Italy’s foreign minister proudly announced the return to Italy on Thursday.
Farah didn’t have Italian citizenship, only a residency permit. Nevertheless, the foreign ministry activated Italy’s embassy in Islamabad after Verona authorities heard from Farah’s friends that she had been tricked into going home and was forced to have an abortion.
Foreign Minister Angelino Alfano tweeted Thursday that Farah was safely back in Italy, and he thanked Pakistani authorities who had removed Farah from her family’s Lahore-area home and brought her to the Italian embassy in Islamabad.

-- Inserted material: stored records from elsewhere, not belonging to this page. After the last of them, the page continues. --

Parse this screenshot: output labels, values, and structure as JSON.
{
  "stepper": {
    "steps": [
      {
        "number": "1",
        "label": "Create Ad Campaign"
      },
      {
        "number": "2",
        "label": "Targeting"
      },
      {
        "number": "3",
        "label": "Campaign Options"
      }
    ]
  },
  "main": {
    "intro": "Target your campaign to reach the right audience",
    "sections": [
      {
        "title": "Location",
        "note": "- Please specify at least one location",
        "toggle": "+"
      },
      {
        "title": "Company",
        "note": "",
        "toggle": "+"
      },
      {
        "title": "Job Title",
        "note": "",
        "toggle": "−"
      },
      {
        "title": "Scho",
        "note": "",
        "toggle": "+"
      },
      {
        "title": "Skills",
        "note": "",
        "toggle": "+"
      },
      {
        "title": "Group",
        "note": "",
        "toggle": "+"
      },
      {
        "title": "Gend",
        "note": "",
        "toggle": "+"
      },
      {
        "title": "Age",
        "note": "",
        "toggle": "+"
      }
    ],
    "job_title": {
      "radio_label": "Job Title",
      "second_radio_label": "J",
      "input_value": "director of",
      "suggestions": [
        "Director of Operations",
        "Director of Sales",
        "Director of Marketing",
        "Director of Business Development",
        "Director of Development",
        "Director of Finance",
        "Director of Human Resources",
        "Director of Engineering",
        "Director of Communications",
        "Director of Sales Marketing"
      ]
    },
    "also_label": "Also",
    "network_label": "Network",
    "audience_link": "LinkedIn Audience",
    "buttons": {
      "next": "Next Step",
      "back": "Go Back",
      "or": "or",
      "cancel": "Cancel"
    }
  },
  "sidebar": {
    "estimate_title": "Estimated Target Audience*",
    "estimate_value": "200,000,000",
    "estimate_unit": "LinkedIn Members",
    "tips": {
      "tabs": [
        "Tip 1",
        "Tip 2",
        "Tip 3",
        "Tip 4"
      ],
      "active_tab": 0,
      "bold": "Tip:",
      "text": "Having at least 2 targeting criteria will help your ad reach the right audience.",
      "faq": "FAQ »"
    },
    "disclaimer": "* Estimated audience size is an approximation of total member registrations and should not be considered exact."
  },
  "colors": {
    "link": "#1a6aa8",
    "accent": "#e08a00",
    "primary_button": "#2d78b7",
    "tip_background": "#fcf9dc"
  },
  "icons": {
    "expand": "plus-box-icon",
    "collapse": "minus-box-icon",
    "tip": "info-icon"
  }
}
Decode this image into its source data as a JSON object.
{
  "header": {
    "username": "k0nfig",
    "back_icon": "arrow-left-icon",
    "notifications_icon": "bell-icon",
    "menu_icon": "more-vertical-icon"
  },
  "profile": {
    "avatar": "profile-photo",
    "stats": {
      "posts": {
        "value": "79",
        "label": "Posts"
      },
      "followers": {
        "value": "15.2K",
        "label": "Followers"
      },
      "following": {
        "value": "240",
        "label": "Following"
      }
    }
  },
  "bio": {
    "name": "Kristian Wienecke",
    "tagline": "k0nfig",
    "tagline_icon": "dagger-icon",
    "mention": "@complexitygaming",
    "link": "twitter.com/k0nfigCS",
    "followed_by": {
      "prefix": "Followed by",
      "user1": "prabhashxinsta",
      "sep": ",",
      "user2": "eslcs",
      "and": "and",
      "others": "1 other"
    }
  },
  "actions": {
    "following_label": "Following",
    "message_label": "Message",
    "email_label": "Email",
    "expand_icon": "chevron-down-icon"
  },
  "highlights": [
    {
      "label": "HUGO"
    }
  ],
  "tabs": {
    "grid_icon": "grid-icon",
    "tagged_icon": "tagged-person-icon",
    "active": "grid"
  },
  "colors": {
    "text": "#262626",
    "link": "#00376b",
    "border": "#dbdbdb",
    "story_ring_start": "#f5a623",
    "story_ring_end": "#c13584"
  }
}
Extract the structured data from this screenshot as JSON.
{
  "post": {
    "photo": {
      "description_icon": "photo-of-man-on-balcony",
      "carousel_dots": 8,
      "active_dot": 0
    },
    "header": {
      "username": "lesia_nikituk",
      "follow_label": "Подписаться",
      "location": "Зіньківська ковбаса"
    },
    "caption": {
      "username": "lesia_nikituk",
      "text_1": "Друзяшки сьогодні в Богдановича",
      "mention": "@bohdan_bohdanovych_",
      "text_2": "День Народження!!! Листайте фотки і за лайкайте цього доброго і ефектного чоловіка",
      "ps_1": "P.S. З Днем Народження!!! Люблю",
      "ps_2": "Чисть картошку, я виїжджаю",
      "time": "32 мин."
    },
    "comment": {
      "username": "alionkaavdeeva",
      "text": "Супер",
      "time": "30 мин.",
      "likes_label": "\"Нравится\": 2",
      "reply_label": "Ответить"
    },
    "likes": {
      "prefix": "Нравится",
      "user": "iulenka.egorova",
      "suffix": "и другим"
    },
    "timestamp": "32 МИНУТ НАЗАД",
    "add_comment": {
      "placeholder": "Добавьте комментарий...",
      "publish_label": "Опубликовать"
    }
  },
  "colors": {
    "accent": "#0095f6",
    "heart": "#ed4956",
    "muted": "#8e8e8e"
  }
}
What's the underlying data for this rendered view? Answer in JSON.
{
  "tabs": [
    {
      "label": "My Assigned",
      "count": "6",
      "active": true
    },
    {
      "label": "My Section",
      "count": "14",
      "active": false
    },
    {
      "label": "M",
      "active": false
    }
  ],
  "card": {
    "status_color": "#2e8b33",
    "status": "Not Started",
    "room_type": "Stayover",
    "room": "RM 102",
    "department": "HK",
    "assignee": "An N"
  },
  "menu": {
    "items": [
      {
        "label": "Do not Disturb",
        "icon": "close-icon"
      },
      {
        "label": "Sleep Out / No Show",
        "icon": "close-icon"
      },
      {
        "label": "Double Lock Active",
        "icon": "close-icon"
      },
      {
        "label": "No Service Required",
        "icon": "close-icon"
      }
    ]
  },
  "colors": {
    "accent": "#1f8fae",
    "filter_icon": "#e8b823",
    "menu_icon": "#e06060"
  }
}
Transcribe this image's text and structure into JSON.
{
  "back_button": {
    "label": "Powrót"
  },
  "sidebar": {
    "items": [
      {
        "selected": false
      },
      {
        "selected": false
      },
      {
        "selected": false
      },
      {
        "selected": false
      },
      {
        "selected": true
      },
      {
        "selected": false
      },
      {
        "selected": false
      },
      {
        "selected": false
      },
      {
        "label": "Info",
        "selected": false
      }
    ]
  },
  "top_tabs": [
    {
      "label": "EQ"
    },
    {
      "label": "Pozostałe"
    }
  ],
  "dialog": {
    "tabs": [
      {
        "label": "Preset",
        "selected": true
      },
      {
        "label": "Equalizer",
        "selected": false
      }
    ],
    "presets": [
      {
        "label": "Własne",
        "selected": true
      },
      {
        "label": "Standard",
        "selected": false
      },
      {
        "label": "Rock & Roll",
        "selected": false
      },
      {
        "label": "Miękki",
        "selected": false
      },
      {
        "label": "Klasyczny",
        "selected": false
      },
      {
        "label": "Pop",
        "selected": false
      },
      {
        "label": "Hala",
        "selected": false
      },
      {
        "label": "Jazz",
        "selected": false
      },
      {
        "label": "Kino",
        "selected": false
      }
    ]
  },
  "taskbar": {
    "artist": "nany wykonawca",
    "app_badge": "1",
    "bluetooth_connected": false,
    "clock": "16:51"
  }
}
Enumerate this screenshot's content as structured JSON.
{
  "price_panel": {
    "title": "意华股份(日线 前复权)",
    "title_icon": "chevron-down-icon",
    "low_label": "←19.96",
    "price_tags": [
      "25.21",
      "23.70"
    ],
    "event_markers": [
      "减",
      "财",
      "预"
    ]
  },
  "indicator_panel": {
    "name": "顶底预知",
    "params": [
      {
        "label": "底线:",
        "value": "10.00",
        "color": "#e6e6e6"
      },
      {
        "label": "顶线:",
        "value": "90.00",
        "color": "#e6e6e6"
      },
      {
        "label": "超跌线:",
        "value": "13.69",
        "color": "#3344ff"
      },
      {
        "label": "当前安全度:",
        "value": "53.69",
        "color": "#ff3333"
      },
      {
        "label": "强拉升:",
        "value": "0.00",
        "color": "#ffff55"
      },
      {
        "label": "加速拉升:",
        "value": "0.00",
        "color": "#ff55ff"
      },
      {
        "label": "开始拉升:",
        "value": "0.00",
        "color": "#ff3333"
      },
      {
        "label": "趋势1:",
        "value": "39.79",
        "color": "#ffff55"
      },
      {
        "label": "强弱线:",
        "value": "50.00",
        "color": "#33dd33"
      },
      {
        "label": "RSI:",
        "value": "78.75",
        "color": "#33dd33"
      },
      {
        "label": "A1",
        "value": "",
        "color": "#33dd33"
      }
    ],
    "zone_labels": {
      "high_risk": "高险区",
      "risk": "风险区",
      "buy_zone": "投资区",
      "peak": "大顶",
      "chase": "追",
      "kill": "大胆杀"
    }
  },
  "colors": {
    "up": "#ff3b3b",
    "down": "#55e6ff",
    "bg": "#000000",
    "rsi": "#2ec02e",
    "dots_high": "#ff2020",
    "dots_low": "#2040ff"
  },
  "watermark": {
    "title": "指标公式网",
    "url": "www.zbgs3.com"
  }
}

Farah’s case had attracted a lot of interest in Italy following the recent strangulation death in Pakistan of Sana Cheema, an Italian of Pakistani origin who police suspect was killed by her family because she refused an arranged marriage
Pakistani policemen walk beside the grave of Italian national of Pakistani origin Sana Cheema, who was allegedly killed by her family members
Alfano had previously said that Italy acted in Farah’s defense as a matter of respecting her human rights and ‘fundamental rights based on the equality of men and women.’
Once in the embassy, Italy arranged for Farah’s Pakistani passport to be renewed – her family had destroyed the one she traveled with – and issued her a visa to return to Italy.
Farah’s case prompted an outpouring of solidarity from Italian politicians from across the political spectrum eager to prevent a repetition of the Cheema case. Verona’s social services office, which had received complaints from Farah previously about her abusive father, guaranteed her needs will be met and safety ensured.
Left-leaning lawmaker Laura Boldrini, the former house speaker, praised Farah for raising her voice and ‘making us understand that when a woman rebels against those who want to oppress her, she will never be left alone.’
Right-wing leader Giorgia Meloni, who has demanded a harsher crackdown on illegal immigrants, went so far as to call for Italy to grant Farah citizenship.
Source: Read Full Article